The answer must consist of every line from the entries below that contains the word "sender".

## MATERIAL FOR THIS TASK

BEGIN

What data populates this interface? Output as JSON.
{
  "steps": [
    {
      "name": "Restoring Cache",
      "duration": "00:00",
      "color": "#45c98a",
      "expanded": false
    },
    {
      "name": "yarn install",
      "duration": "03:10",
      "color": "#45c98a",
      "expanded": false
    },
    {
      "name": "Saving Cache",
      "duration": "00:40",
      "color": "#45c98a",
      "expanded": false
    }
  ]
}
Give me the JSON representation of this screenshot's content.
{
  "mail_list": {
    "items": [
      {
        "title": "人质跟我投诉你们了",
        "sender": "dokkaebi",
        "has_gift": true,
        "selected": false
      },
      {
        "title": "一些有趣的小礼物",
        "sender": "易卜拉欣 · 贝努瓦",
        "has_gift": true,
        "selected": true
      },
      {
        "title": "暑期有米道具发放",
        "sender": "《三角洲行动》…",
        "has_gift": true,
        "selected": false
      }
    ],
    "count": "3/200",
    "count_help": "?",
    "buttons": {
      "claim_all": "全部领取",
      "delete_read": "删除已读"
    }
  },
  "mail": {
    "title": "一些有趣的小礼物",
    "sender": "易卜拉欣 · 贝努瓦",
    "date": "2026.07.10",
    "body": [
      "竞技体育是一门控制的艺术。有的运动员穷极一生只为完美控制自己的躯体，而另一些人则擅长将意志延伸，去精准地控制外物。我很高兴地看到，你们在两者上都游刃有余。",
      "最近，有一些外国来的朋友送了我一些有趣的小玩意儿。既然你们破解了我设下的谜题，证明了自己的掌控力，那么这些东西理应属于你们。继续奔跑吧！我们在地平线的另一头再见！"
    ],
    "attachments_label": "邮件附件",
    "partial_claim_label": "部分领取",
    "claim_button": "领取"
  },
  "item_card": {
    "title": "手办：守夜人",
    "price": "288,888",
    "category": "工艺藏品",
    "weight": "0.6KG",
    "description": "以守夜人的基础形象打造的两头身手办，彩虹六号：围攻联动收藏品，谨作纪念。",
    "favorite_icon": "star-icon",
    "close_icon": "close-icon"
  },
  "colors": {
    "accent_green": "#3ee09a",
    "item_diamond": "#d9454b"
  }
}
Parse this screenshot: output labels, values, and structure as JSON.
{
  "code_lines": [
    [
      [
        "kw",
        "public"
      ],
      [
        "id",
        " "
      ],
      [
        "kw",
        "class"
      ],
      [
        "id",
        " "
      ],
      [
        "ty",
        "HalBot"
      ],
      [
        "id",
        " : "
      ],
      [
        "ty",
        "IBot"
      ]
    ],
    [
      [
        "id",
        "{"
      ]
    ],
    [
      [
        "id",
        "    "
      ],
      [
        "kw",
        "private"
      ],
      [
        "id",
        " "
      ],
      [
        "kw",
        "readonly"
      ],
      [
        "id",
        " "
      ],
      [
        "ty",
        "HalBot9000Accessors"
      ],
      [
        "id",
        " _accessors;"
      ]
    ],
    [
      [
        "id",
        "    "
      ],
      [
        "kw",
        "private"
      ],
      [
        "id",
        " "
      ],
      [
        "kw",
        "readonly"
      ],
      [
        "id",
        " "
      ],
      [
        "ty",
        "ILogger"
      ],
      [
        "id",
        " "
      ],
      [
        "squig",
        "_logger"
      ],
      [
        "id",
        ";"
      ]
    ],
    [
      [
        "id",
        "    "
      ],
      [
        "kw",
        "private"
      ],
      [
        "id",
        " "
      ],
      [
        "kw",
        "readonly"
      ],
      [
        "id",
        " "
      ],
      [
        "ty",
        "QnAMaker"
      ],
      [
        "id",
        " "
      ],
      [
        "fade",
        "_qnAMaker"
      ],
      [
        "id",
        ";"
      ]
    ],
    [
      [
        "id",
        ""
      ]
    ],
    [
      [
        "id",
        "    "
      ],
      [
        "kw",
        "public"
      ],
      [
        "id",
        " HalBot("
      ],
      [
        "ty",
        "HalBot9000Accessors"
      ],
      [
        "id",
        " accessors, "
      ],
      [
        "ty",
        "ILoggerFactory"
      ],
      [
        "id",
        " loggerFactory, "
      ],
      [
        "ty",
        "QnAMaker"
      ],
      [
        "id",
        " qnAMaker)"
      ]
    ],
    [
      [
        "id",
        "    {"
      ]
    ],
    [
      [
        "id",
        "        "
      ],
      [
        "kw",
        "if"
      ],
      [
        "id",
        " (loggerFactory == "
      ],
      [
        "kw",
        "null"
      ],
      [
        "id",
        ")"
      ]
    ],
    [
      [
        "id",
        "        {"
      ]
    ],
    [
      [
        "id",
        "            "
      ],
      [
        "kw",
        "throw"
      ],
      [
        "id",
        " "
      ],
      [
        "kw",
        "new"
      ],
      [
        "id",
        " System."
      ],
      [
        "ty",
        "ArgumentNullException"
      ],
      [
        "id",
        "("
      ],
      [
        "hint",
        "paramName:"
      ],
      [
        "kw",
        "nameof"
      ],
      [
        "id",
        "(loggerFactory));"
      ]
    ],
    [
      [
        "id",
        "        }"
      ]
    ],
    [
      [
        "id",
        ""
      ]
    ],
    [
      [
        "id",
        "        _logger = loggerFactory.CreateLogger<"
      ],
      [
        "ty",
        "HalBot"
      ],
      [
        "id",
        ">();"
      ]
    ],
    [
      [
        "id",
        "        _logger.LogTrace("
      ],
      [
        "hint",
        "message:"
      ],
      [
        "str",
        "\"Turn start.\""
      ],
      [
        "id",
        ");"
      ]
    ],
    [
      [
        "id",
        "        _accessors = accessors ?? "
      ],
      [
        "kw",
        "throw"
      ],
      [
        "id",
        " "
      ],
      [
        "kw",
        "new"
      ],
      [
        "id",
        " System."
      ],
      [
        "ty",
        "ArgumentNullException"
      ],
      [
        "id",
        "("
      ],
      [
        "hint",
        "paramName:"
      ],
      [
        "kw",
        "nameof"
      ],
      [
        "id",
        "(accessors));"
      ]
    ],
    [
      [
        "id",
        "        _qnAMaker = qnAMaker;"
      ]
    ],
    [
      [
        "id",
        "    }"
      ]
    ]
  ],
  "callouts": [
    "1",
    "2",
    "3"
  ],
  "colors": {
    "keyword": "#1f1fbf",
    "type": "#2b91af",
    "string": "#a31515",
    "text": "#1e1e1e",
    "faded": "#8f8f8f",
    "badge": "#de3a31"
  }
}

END

## RESPONSE BOX
        "sender": "dokkaebi",
        "sender": "易卜拉欣 · 贝努瓦",
        "sender": "《三角洲行动》…",
    "sender": "易卜拉欣 · 贝努瓦",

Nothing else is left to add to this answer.